Exercise directions:
Give the number of lines in the entries below that hold "close", with no accompanying words.

───── Data extracts ─────

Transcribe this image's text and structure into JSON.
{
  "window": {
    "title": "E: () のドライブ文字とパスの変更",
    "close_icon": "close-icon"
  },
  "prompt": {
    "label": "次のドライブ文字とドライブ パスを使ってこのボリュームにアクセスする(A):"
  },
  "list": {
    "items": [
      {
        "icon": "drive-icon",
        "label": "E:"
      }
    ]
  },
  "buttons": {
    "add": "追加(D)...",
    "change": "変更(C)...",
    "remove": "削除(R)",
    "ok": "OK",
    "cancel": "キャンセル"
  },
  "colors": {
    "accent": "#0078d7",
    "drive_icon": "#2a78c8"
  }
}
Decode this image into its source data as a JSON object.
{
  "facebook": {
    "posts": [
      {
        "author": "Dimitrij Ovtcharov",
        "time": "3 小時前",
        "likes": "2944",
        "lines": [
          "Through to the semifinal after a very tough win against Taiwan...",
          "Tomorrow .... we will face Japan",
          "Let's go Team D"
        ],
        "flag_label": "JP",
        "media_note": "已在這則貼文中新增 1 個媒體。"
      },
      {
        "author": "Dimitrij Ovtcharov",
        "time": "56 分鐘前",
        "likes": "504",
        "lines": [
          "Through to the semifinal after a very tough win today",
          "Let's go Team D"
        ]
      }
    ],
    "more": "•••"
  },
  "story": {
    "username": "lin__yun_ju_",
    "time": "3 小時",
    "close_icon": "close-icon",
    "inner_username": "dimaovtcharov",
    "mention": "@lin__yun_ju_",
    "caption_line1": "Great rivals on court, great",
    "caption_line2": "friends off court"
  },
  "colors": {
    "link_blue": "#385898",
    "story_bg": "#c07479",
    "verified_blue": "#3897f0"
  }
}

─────

Finished task:
2